At only 28 years old and with nothing but an upset primary win in a New York City congressional district on her résumé, being anointed the “future of the Democratic Party” was quite a burden to place on Alexandria Ocasio-Cortez. Since beating Rep. Joe Crowley — a veteran incumbent, as well as the boss of New York’s Queens County’s Democratic Party — on June 26, Ocasio-Cortez has become something of a political rock star, according to Democratic National Chairman Tom Perez, who gave her that title.
Perez might be right. But if so, there are two things about Ocasio-Cortez that are of greater interest than the fact that she embodies the Democrats’ hopes of generating a massive turnout of young voters this fall for midterm elections. One is that she ran as a “Democratic Socialist,” rather than a garden-variety Democrat. The other is that she’s already on record libeling the State of Israel, and has struggled to give a coherent explanation for those views.
Vermont Sen. Bernie Sanders proved during his surprisingly effective 2016 presidential campaign that “socialist” was no longer a dirty word for American liberals. For those who have grown up in the three decades since the fall of the Berlin Wall, the reality of that term is as remote as the collapse of the Roman Empire. For many young voters, socialism is a catchall phrase embodying their resentment of a rapidly changing global economy, and a claim of wanting to make the world a better and more equitable place.
In a Democratic Party drifting to the left, with figures like Sanders and now Ocasio-Cortez appealing to its liberal base, the stigma that had rightly attached itself to socialism has faded.
Socialism has always been in fashion in pockets of academia, but it was widely accepted in the early 20th century as societies struggled to adjust to a modern industrial economy. Given the oppression they faced in Europe, Jews were vulnerable to the notion of a new world in which equality reigned and discrimination was eliminated.

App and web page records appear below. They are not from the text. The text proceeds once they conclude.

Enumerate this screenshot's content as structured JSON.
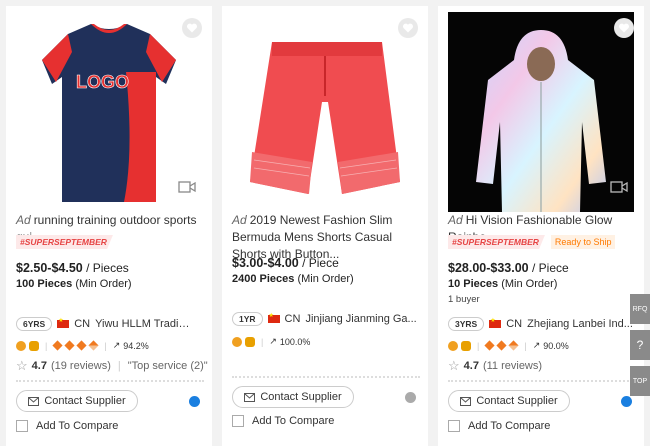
{
  "products": [
    {
      "ad_label": "Ad",
      "title": "running training outdoor sports qui...",
      "tags": [
        "#SUPERSEPTEMBER"
      ],
      "price": "$2.50-$4.50",
      "unit": "/ Pieces",
      "moq_value": "100 Pieces",
      "moq_suffix": "(Min Order)",
      "buyers": "",
      "years": "6YRS",
      "country": "CN",
      "supplier": "Yiwu HLLM Trading ...",
      "response": "94.2%",
      "rating": "4.7",
      "reviews": "(19 reviews)",
      "review_note": "\"Top service (2)\"",
      "contact_label": "Contact Supplier",
      "compare_label": "Add To Compare",
      "image_icon": "sports-tshirt-image"
    },
    {
      "ad_label": "Ad",
      "title": "2019 Newest Fashion Slim Bermuda Mens Shorts Casual Shorts with Button...",
      "tags": [],
      "price": "$3.00-$4.00",
      "unit": "/ Piece",
      "moq_value": "2400 Pieces",
      "moq_suffix": "(Min Order)",
      "years": "1YR",
      "country": "CN",
      "supplier": "Jinjiang Jianming Ga...",
      "response": "100.0%",
      "contact_label": "Contact Supplier",
      "compare_label": "Add To Compare",
      "image_icon": "shorts-image"
    },
    {
      "ad_label": "Ad",
      "title": "Hi Vision Fashionable Glow Rainbo...",
      "tags": [
        "#SUPERSEPTEMBER",
        "Ready to Ship"
      ],
      "price": "$28.00-$33.00",
      "unit": "/ Piece",
      "moq_value": "10 Pieces",
      "moq_suffix": "(Min Order)",
      "buyers": "1 buyer",
      "years": "3YRS",
      "country": "CN",
      "supplier": "Zhejiang Lanbei Ind...",
      "response": "90.0%",
      "rating": "4.7",
      "reviews": "(11 reviews)",
      "contact_label": "Contact Supplier",
      "compare_label": "Add To Compare",
      "image_icon": "reflective-jacket-image"
    }
  ],
  "side_tools": {
    "rfq": "RFQ",
    "help": "?",
    "top": "TOP"
  },
  "colors": {
    "price_accent": "#222222",
    "tag_red": "#e64545",
    "ship_orange": "#ff7a00",
    "online_blue": "#1a7fe0"
  }
}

Some forms of socialism — such as Labor Zionism and even Bundists, who hoped to find freedom for Jews in a socialist Europe — were relatively benign. But the strain that gained power in much of the world soon illustrated not only its basic economic fallacy (something that was also true in Israel, until it discarded the socialism of its founders), but also what happens when power is concentrated in the hands of a small group that thinks it knows how everyone else should live.
The great lessons of the 20th century were that when regimes ruled by this ideology are created to suppress individual rights and the free market, the result is inherently dictatorial, and economic ruin soon follows. It’s not just that, for all of its problems, capitalism is the only sure path to prosperity and freedom. During the course of the last century, the cumulative death toll of Communist regimes, which always described themselves as socialist, reached 100 million — slaughtered in famines, purges and gulags. When individual freedom is sacrificed on the altar of utopian ideology, blood always flows.
That socialism is now making a comeback shows how fleeting historical memory is. But the problem with utopian thinking is that it involves more than discredited economic theories. Today’s socialists are also influenced by intersectional theory that identifies all causes associated with minorities or Third World peoples as part of a general struggle against capitalism. Both Sanders and Ocasio-Cortez accused Israel of atrocities, embracing lies spread by Hamas apologists during the weekly “return marches” that started this spring, when Israel’s border with Gaza was assaulted by Palestinian rioters armed with rocks, Molotov cocktails, and explosives.
In a PBS “Firing Line” interview after her victory, Ocasio-Cortez was asked to account for her claim that Israel had conducted a “massacre.” Her response was incoherent. Though at one point she said she supported Israel’s right to exist and a two-state solution, she also said she opposed the “occupation of Palestine.” When challenged by interviewer Margaret Hoover to explain what she meant, Ocasio-Cortez was flustered, saying she wasn’t an “expert on geopolitics.”
Since then, Ocasio-Cortez has flip-flopped on the issue as she reacts to criticism from fellow leftists, who fear she is backing off her opposition to the Jewish state. Unfortunately, the people whose efforts she and Sanders supported by unfairly criticizing Israel do know what they mean by “occupation.” For those who took part in the marches, “return” means turning back the clock to 1948 and erasing the State of Israel, all of which they deem “occupied” territory. Yet that doesn’t stop contemporary “socialists” from seeking to undermine Israel’s right to defend itself.
Ocasio-Cortez won’t be the only member of Congress who thinks ignorance is no reason to avoid spouting off about serious issues, even when it means libeling Israel. Yet the real problem here is the consequence of the utopian impulse at the heart of her ideas.
The romance of socialism is irresistible to those who believe that outrage and good intentions are a substitute for sound economics or an understanding of conflicts in which murderous hate is disguised as a struggle against imperialism. But it’s a temptation that anyone with an understanding of history should avoid.
If Ocasio-Cortez and those who follow in her footsteps are the future of the Democratic Party, it bodes ill for the United States, Israel, and most certainly, for the Democrats.
Jonathan S. Tobin is editor-in-chief of JNS.